Cliff Carter was not only a beautiful pianist and singer, he was a fine, gentle, decent man, admired and respected by his fellow artists and fans. I honour his memory with great love - and truth.
Time does not erase injustice. I don't know or care where Stephen Locke is today, but I do care that injustice be recorded for all the world to see and remember. The evil that men do .....
Lest we forget.

Tuesday, May 11, 2010



Mr. Nostalgia, Cliff Carter.

His trademark Stetson fedora (seen on the album jacket) was known to audiences on television and in supper clubs and lounges in Montreal and far beyond. When Cliff appeared in an episode of SEEING THINGS for CBC TV with Louis Del Grande, the producer specifically asked that his trademark Stetson fedora be placed on the grand piano for the scene.

On October 7, 1996, Dawn McSweeney stole Cliff's Stetson along with everything of value that I had worked for all my life and everything Cliff had left me.

While the hat might not have the commercial value of all the jewellery Dawn McSweeney stole, she knew it would hurt me terribly to lose it and, apart from greed, Dawn's motive was to hurt me terribly.

All the details of these crimes have been reported to the Montreal Police and members of government at all levels for thirteen years. To this very day, the thief and her "partners in crime" continue to enjoy their ill-gotten gains.

If you have information that will lead to bringing the "partners in crime" to justice and the return of everything they stole, there is a reward being offered. Please leave a message at this site.


Thursday, March 25, 2010


I am  the words,
You are the music:
We are the Song.

Friday, January 29, 2010


January 29, 2010
A DATE AT THE OLYMPICS IN CALGARY: They are rare now, but some radio stations must still have a copy of A DATE AT THE OLYMPICS IN CALGARY: Music by Cliff Carter, Lyrics by Phyllis Carter.
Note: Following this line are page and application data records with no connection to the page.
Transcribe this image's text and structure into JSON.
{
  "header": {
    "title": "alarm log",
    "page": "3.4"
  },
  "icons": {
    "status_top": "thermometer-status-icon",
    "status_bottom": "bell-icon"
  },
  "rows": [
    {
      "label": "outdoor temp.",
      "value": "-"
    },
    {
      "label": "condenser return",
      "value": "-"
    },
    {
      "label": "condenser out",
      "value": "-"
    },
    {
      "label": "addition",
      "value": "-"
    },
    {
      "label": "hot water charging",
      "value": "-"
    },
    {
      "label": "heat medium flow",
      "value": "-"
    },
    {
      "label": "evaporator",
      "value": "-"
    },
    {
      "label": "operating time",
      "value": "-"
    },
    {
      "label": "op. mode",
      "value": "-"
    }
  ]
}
The album is Mr. Nostalgia, Cliff Carter, (Thrill of a Lifetime). RCA Records, Canada, 1982. RCA Victor KKL1-0445.